Founding member of MK and former commander Ronnie Kasrils says the accusation is flung around for political theatre or competition, even in parties. “You found it [was] more vicious within parties. Just look at the power struggle between [Thabo] Mbeki and [Jacob] Zuma. The stakes are even higher within the ruling party, because of positions and rivalry and so on, and that’s why one must be very careful with this.”
He has intimate knowledge of how people were accused of being betrayers of the liberation movement because of his role in MK’s high command. He admits there were cases where no proof surfaced to show a soldier was a double agent, but fear was rife in MK, because the apartheid regime was known to be infiltrating it. In Angola and Zambia, comrades were accused of being spies more frequently after 1976, Kasrils says, when fear was heightened that there were “moles” in MK.
He recalls how Thami Zulu (real name Mzwakhe Ngwenya), a MK commander, was detained for 14 months after being accused of selling out his colleagues. Zulu was later found to be innocent, but died shortly after his release. Kasrils says Zulu would have suffered “abuses” when he was detained.

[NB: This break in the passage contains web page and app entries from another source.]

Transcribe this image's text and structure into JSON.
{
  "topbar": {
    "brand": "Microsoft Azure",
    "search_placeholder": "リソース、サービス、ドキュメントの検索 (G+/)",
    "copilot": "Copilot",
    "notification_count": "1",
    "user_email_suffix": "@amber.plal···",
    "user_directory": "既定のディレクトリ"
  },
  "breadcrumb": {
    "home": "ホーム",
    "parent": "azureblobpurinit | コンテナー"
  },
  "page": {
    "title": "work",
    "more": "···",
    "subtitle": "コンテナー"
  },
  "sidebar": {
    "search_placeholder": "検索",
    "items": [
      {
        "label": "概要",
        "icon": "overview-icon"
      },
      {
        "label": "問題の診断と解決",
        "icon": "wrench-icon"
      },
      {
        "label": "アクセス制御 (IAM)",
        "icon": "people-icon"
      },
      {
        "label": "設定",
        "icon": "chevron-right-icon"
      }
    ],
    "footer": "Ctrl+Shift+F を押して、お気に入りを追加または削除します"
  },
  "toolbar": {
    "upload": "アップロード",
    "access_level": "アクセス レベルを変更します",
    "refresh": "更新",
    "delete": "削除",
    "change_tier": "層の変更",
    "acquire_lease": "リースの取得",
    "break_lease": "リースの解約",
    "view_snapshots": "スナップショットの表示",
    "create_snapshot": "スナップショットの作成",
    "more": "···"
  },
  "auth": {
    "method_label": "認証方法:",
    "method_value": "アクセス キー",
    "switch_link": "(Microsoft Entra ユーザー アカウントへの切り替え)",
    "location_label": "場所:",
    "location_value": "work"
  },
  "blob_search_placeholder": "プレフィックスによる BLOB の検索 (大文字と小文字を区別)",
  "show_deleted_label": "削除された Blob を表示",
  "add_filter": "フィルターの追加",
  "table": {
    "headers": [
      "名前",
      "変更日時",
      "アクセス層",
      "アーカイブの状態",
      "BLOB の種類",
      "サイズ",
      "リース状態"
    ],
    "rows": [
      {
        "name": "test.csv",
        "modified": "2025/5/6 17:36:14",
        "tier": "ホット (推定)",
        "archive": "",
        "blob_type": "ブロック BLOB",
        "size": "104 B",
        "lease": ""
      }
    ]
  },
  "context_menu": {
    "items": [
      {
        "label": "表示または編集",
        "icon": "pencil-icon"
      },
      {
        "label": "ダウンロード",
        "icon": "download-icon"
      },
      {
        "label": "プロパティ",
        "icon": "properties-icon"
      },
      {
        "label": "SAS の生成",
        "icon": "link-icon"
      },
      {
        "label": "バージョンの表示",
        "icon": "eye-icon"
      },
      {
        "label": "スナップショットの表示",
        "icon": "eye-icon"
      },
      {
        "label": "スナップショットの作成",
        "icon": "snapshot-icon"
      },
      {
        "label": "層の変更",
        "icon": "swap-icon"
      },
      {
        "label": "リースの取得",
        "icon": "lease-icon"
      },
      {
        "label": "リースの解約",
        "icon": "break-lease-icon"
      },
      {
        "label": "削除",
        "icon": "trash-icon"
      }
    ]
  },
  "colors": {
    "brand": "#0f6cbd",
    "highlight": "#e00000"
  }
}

The ANC denied using torture, but Zulu’s parents told the TRC that they were informed he was being tortured. Four internal commissions of inquiry investigated his death; the first found he had been poisoned.
There are many less well-known cases of people being killed because they were accused of being spies when they were not.
Eighteen-year-old Sicelo Dlomo never came home after he went into exile. His assassination was ordered after a member of his MK cell became “suspicious” about him. His mother died shortly after his killers appeared at the TRC to ask for amnesty, shocked that her son’s comrades had killed him.
Sipho Ngema was gunned down in Swaziland after he was suspected of being a defector. He was shot in the head and chest. Former police colonel and apartheid assassin Eugene de Kock told the TRC that Ngema had never been an informant, but that one of his killers had been.
For Mandla Langa, these are the repercussions that sometimes followed the allegations of comrades being spies. Although Lekota continues to say, under parliamentary privilege and without releasing proof, that Ramaphosa sold out activists, families such as the Langas have yet to find closure for the loss they have suffered.
“It’s a recklessness that does not take on board the fact that such accusations, in the past, led to lives being lost and reputations being totally destroyed. Communities found themselves in great disarray.”